■ WHAT THE TASK REQUIRES
Lift out each line of the data that holds "content".

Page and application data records
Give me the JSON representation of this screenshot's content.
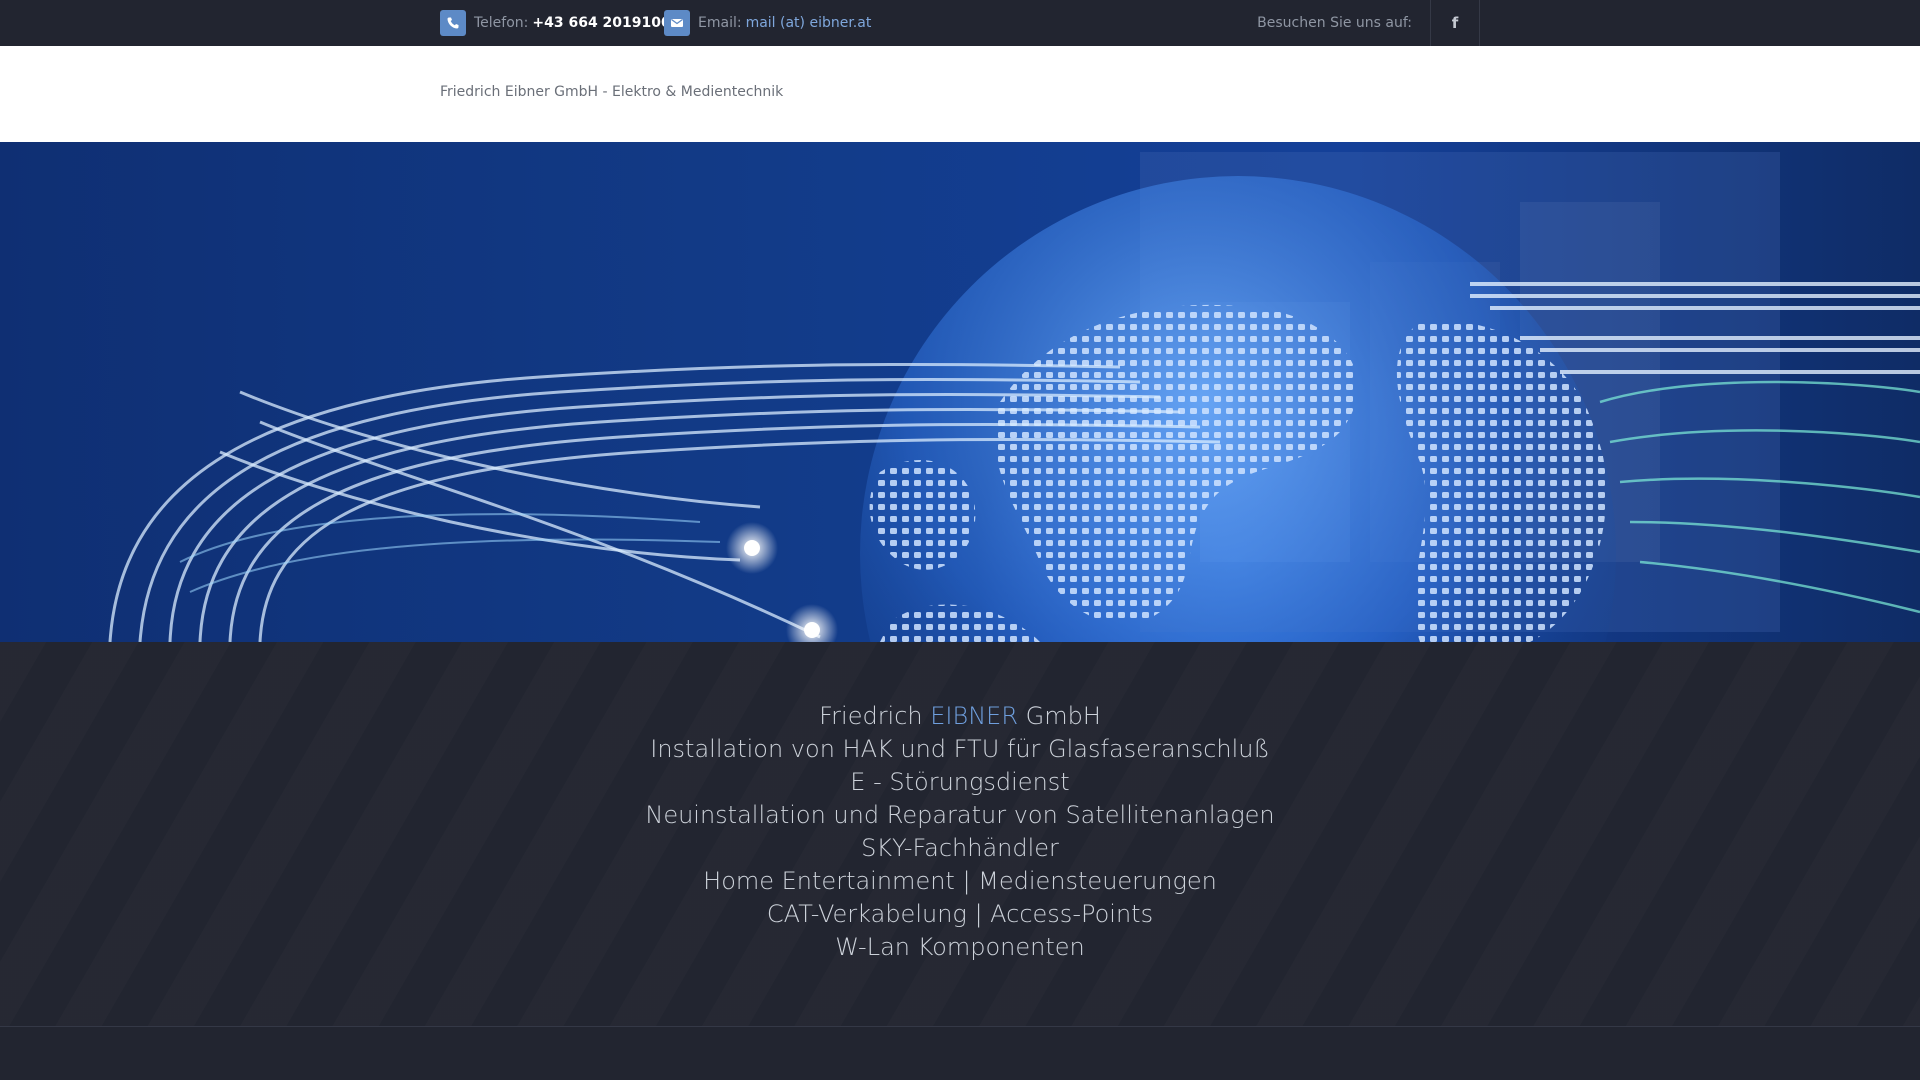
{
  "topbar": {
    "phone_label": "Telefon:",
    "phone_value": "+43 664 2019100",
    "email_label": "Email:",
    "email_value": "mail (at) eibner.at",
    "visit_label": "Besuchen Sie uns auf:",
    "facebook_glyph": "f",
    "icons": {
      "phone": "phone-icon",
      "mail": "mail-icon",
      "social": "facebook-icon"
    }
  },
  "header": {
    "site_title": "Friedrich Eibner GmbH - Elektro & Medientechnik"
  },
  "hero": {
    "image": "fiber-optic-globe-banner"
  },
  "content": {
    "company_prefix": "Friedrich ",
    "company_accent": "EIBNER",
    "company_suffix": " GmbH",
    "services": [
      "Installation von HAK und FTU für Glasfaseranschluß",
      "E - Störungsdienst",
      "Neuinstallation und Reparatur von Satellitenanlagen",
      "SKY-Fachhändler",
      "Home Entertainment | Mediensteuerungen",
      "CAT-Verkabelung | Access-Points",
      "W-Lan Komponenten"
    ]
  },
  "colors": {
    "accent": "#6f9fde",
    "icon_bg": "#5d8ac6",
    "dark_bg": "#232631",
    "topbar_bg": "#222530"
  }
}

■ SOLUTION TO THE EXERCISE
Give me the JSON representation of this screenshot's content.
  "content": {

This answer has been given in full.